I would describe highlights of my time at the Lynch School as those lightbulb moments of new understanding. They occurred when a professor put words to a phenomenon I had noticed but not been able to describe, or when a colleague made a discussion point that changed the way I think. They occurred with a new understanding of cultural competence and building authentic relationships by looking within myself first. And they occurred with research projects such as my research about the importance of trust in personal and professional relationships.
In addition, those lightbulb moments were frequent, in part because the program was designed to allow us to apply class learning to issues and situations relevant to our everyday lives as school leaders. So much of what we learned together as a cohort could be applied immediately in my work.
What were the things you remember most fondly about living in the Boston area?
Working full-time in a relatively demanding job, and being a full-time graduate student at the same time is not necessarily easy.

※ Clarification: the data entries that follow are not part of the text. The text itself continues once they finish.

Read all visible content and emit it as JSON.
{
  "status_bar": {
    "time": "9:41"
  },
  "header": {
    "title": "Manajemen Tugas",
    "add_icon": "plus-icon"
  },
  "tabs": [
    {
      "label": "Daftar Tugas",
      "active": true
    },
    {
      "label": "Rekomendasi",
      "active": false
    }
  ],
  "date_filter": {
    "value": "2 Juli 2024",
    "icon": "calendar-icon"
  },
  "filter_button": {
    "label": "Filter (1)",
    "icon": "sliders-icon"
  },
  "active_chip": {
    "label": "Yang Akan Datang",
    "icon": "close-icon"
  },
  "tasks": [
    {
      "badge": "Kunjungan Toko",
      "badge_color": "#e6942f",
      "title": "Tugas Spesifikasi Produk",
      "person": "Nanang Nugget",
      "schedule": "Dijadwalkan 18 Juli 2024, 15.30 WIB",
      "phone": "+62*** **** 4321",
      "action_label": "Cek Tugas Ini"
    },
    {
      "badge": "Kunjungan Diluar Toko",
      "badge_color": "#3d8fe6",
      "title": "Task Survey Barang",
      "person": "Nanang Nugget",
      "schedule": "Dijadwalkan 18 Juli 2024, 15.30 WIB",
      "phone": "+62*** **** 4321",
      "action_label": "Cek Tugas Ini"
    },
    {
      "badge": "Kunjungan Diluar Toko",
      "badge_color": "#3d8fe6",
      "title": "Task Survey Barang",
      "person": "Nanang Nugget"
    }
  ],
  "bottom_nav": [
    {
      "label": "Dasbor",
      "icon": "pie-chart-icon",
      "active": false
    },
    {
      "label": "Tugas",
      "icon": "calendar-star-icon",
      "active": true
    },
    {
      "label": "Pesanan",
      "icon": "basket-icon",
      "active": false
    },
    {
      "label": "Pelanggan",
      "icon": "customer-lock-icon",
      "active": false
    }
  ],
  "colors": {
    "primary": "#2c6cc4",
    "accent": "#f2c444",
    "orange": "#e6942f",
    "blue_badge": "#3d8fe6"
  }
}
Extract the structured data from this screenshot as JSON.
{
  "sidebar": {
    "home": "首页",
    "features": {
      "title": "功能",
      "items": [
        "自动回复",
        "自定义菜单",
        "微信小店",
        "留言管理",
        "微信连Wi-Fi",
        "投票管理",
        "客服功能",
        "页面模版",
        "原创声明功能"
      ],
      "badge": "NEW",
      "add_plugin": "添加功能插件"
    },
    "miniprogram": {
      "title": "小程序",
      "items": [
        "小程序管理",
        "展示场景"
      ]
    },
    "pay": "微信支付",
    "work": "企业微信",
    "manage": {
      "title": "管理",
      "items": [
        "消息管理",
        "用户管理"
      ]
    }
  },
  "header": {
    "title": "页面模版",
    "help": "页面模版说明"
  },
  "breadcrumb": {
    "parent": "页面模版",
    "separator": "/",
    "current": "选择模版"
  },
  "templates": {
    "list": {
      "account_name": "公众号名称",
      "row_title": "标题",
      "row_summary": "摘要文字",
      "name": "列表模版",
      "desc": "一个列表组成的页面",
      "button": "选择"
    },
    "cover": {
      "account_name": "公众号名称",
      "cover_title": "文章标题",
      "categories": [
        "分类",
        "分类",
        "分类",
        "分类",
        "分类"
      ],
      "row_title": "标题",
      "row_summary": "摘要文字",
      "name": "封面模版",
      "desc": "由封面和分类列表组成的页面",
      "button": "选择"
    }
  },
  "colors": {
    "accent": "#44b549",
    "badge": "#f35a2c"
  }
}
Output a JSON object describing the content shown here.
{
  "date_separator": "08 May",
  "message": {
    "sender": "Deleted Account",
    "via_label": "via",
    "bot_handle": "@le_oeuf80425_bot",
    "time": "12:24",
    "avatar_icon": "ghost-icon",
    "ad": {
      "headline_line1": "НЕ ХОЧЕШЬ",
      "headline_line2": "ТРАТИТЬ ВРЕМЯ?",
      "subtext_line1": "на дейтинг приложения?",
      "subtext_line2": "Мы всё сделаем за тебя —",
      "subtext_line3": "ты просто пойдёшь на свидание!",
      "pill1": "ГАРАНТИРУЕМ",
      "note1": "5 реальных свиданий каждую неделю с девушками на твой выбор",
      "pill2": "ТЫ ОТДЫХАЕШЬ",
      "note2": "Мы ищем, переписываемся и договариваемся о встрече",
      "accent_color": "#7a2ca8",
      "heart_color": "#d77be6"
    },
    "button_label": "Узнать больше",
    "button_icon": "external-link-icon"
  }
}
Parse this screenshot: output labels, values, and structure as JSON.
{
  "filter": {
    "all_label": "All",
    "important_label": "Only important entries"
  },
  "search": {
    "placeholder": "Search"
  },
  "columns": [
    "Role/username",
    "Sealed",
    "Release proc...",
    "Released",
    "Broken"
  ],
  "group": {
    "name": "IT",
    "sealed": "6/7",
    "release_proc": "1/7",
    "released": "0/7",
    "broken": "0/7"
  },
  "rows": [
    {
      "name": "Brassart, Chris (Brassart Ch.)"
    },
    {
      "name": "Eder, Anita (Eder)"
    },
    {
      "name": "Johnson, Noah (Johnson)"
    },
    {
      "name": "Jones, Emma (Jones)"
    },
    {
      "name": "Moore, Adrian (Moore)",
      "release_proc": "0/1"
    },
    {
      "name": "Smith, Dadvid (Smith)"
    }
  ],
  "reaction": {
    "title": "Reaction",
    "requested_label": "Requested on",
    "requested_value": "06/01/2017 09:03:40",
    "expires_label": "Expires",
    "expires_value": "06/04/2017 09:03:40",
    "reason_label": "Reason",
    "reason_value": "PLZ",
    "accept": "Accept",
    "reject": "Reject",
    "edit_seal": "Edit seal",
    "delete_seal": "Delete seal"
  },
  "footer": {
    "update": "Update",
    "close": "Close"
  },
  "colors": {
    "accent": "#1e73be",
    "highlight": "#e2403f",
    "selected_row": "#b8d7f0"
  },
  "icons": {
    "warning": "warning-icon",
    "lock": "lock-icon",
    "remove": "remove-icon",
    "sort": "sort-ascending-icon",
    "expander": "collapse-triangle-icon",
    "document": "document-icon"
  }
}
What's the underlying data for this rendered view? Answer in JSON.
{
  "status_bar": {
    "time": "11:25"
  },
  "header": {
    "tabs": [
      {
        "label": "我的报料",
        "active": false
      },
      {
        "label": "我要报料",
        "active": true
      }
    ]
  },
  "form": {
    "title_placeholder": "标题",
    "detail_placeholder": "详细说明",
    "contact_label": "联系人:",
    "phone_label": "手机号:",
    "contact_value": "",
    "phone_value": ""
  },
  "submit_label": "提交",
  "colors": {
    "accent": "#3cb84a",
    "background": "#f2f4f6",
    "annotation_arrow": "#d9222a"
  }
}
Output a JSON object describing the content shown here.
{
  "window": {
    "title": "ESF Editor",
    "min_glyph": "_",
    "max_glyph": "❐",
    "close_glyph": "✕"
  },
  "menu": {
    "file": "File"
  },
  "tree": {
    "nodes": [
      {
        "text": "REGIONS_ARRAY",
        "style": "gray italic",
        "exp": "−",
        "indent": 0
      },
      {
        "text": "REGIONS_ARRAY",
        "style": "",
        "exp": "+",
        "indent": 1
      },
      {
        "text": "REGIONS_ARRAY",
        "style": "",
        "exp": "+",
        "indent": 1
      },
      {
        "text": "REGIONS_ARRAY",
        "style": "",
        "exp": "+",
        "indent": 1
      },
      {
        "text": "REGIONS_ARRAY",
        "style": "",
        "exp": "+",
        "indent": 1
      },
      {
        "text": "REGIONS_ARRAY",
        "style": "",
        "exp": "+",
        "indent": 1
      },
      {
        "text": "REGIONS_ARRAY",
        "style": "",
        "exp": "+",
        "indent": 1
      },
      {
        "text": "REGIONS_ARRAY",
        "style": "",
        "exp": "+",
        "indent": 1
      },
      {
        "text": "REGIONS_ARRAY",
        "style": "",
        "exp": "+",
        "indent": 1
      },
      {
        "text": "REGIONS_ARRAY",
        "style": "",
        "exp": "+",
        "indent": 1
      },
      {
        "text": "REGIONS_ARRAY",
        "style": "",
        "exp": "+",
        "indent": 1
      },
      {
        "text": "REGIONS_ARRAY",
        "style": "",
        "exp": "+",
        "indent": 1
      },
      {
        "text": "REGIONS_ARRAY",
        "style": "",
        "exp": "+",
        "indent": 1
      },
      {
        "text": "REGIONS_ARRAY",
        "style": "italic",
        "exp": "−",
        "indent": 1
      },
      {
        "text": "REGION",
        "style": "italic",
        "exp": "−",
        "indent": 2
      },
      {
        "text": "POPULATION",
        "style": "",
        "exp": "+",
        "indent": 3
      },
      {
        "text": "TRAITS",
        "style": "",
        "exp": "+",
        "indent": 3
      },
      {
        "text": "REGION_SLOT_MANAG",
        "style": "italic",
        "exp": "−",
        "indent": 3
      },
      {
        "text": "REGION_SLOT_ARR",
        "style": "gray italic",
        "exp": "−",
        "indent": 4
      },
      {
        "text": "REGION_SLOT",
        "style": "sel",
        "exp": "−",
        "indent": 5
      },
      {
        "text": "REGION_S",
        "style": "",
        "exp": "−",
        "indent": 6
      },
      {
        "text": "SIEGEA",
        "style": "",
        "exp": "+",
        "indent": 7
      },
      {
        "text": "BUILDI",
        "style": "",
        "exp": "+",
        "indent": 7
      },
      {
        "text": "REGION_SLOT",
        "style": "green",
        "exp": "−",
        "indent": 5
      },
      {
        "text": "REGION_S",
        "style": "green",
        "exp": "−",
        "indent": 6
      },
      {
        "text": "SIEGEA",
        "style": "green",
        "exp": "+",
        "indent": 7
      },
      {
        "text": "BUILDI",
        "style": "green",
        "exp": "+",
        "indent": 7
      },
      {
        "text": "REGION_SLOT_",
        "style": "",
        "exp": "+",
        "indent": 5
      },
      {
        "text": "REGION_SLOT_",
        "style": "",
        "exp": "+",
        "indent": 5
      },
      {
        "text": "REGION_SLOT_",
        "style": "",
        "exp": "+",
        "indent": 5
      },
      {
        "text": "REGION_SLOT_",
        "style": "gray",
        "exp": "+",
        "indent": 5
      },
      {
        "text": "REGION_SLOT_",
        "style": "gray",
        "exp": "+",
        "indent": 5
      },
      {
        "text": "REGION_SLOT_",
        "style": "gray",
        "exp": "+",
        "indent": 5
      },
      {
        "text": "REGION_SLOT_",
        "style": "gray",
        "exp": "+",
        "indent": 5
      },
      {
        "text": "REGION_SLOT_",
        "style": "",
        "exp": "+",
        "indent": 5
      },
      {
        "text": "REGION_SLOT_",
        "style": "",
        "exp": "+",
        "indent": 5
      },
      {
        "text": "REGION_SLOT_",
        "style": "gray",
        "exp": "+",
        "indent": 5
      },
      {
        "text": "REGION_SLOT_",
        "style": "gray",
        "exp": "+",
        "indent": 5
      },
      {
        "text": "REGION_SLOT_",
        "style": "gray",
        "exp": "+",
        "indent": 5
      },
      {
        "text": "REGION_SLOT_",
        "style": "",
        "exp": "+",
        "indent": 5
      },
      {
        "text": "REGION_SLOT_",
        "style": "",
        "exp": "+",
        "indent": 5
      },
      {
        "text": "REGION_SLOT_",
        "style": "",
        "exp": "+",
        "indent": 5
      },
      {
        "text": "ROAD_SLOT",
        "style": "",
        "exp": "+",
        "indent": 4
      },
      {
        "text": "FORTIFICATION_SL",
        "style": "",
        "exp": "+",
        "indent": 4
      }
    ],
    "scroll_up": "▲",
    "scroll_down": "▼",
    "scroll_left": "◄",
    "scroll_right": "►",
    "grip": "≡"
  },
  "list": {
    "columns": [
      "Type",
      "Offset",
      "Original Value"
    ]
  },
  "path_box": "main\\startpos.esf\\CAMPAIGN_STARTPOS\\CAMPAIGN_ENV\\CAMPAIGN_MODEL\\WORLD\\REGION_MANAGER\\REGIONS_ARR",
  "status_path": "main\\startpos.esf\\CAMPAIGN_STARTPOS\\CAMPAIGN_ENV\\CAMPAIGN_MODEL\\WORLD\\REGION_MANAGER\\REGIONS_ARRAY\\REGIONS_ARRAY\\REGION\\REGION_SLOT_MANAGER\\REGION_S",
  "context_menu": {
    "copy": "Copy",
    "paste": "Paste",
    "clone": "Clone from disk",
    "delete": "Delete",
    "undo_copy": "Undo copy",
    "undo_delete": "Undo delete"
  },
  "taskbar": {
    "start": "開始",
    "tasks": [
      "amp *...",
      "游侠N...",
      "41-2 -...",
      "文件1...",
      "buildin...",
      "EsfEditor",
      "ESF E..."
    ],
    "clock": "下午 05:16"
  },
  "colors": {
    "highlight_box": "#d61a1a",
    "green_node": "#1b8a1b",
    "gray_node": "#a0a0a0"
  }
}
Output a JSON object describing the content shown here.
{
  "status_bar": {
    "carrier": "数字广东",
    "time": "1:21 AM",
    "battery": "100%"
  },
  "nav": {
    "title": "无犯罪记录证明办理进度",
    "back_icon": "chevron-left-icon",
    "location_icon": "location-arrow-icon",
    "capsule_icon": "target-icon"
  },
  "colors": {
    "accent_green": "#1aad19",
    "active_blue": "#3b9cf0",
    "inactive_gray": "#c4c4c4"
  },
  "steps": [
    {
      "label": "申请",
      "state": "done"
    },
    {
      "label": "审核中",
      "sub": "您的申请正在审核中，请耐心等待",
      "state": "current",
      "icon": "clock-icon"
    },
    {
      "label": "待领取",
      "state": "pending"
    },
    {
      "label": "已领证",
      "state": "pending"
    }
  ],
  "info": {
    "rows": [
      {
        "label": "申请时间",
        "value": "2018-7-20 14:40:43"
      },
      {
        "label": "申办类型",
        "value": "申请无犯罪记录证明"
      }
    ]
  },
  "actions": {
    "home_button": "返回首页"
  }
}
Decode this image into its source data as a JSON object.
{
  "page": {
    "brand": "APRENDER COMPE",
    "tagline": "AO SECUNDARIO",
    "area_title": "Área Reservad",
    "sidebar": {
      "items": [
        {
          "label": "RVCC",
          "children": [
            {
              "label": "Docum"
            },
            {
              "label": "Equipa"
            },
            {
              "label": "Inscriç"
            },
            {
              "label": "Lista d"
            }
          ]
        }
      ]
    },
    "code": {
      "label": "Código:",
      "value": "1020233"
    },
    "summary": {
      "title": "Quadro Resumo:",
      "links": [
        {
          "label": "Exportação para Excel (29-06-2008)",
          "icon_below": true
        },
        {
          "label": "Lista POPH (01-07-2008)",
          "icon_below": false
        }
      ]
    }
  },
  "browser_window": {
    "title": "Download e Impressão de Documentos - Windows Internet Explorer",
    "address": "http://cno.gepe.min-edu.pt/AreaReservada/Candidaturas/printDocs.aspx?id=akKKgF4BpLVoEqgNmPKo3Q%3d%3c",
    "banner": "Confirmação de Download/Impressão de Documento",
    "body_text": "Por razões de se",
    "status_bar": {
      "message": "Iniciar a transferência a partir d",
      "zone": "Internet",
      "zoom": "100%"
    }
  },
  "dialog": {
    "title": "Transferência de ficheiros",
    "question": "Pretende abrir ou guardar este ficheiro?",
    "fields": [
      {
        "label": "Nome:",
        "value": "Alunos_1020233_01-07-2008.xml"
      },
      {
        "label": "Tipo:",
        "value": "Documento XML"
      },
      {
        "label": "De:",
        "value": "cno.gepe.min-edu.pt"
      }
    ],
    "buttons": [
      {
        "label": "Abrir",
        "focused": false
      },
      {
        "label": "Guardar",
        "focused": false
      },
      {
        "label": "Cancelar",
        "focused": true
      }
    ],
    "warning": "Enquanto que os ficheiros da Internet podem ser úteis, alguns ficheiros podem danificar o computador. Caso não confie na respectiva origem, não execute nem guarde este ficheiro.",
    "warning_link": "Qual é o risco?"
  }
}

Fortunately, our entire cohort was in the same situation, and the Boston area offers a rich classroom laboratory as well where we could mix our academic and work lives. We had numerous guest lecturers from nearby colleges, visits to nearby schools to witness progressive practice in action, and a beautiful campus to enjoy our summer weeks at school. And there is an endless supply of opportunities – at Boston College, in the community, and at other colleges.
Were there any faculty members at BC that had a particularly strong impact on you?
Every professor had a strong impact on me – each in a different way. Professor Diana Pullin, true to her intent, “stretched my intellectual muscles” and made education law exciting and relevant. Dr. Lauri Johnson introduced me to qualitative research methods -- many of which I had been practicing in my work, but without formal training. Other now-retired professors, and guest lecturers awakened my clarity about the elements of leadership and how to apply those in both my personal and professional life.
What advice do you have for any prospective graduate students at BC?
Do it! If you are interested in stretching your practice, stretching your thinking, and elevating your effectiveness, consider a graduate program at BC. For me it was life-changing.
Can you speak about your current position and the work that you do, as well as future plans?
When I completed my degree I knew that I wanted to take my professional practice to another level. I made the decision to return to a non-profit where I could apply my studies to make a difference. I continued to be influenced by the Lynch School mission statement: “enhance the human condition, expand the human imagination, and make the world more just.“ As a result I am now working for BELL (Building Educated Leaders for Life*) as Executive Director for Massachusetts. I am completely reinvigorated, I am confident about my leadership and ability to think strategically, and I am excited about making a different for students in urban, under-resources communities. What could be better?
*BELL is self-described as: a nonprofit organization that expands learning time in the summer and after school to fulfill our mission: to transform the academic achievements, self-confidence, and life trajectories of children living in under-resourced, urban communities.